Objective.—To determine the incidence of and risk factors for acute mountain sickness (AMS) in native Nepalese children during a pilgrimage trip to Gosaikunda Lake in the Langtang National Park Region of Nepal (elevation 4380 m).
Methods.—A descriptive, noninterventional, cross-sectional study was completed on a group of children during the pilgrimage to Gosaikunda. Participants were interviewed about the symptoms of AMS using the Lake Louise Scoring System.
Results.—Thirty-six children between 3 and 15 years of age were interviewed after a rapid ascent (over 1 to 3 days) from 1950 m to 4380 m. Acute mountain sickness was diagnosed in 17 of 36 (47.2%) children. The sickness was seen in only 5 of 20 (25%) children who took 2 or more days to ascend, compared with 12 of 16 (75%) children who spent only 1 night (reaching the study site at Gosaikunda on the second day) to complete the same ascent (P ≤ .01, odds ratio [OR] = 9.0, 1.61 < OR < 57.36). No significant correlation was found between the incidence of AMS and gender, previous exposure to high altitude, or concurrent illness.
Conclusions.—Our results indicate that the incidence of AMS in this group of Nepalese children was high and associated with rapidity of ascent. Rapid ascent to high sleeping altitude and increased physical activity were observed as possible risk factors.

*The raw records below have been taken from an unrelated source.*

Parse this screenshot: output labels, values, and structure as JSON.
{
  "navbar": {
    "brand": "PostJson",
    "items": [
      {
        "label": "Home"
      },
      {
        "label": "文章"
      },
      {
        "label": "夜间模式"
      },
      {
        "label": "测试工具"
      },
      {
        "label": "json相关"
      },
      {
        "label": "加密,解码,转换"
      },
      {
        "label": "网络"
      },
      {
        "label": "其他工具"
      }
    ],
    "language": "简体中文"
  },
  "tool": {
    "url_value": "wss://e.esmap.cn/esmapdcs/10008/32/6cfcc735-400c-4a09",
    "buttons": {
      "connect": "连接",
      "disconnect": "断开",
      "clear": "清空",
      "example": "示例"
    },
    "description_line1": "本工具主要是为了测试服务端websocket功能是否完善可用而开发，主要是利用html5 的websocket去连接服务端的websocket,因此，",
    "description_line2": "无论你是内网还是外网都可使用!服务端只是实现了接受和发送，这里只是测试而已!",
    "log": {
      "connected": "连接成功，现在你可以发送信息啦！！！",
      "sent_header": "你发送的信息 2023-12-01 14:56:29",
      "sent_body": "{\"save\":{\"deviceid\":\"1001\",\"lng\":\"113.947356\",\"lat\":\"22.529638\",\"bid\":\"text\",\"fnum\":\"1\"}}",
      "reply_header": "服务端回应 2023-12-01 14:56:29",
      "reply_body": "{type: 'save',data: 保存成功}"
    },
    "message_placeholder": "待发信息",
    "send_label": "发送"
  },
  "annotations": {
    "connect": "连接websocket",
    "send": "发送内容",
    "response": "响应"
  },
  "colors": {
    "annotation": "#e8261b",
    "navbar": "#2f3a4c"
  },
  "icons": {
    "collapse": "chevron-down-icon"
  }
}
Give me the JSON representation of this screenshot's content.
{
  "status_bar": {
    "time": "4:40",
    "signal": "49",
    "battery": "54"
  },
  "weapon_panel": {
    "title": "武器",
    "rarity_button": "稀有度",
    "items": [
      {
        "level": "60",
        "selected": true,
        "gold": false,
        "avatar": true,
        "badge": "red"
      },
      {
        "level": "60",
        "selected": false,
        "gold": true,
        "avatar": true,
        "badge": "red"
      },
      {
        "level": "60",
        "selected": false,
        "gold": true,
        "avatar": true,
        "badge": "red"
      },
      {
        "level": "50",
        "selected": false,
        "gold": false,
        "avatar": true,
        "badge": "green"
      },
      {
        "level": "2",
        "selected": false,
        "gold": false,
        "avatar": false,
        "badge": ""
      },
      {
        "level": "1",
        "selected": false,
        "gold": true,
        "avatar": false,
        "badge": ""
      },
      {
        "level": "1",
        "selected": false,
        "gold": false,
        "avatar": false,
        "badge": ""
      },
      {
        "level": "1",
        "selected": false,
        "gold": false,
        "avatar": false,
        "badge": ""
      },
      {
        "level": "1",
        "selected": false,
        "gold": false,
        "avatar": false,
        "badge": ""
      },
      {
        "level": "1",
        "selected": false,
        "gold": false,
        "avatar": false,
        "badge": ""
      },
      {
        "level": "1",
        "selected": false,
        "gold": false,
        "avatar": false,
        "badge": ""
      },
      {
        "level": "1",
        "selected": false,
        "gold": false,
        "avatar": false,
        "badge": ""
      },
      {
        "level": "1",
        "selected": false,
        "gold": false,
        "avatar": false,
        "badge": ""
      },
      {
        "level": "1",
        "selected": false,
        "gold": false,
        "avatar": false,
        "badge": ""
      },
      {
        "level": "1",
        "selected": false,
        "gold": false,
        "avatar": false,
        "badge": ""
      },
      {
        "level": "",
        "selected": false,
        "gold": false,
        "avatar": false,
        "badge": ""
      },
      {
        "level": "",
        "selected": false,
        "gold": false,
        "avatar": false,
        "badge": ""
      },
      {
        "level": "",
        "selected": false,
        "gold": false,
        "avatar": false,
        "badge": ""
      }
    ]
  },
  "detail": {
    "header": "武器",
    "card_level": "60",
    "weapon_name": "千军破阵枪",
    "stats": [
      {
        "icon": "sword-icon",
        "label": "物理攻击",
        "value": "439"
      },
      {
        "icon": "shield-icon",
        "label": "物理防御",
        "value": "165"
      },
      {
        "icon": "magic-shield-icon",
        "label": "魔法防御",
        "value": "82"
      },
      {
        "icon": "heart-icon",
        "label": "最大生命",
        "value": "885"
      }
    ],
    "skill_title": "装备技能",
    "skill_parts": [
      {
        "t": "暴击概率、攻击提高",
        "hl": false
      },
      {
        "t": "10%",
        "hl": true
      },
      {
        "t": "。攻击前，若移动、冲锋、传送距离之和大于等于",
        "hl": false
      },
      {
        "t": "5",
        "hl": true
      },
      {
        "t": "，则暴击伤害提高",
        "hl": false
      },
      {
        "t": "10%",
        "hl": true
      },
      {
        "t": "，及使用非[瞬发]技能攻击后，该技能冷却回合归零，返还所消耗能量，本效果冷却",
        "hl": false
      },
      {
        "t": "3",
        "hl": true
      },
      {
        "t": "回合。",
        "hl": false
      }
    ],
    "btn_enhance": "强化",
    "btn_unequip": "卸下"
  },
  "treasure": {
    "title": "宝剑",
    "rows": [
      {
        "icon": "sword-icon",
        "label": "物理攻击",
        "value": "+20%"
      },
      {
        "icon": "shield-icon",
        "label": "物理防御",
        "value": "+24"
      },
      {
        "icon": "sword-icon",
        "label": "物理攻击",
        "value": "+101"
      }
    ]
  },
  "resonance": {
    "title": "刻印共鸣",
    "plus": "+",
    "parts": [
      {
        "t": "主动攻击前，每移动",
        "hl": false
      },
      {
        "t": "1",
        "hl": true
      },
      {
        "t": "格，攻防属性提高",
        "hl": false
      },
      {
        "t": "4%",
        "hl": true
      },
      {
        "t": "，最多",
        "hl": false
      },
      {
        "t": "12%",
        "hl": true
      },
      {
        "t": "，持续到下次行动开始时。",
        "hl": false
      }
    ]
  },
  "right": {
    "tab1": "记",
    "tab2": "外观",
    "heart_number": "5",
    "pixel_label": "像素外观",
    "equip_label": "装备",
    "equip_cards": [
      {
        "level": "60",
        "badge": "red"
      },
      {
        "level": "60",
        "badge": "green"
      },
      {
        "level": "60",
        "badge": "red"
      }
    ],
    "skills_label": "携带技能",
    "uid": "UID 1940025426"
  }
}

We suggest organizing educational programs to make children and their parents aware of altitude-related problems and advise gradual ascent to such high-altitude pilgrimage sites.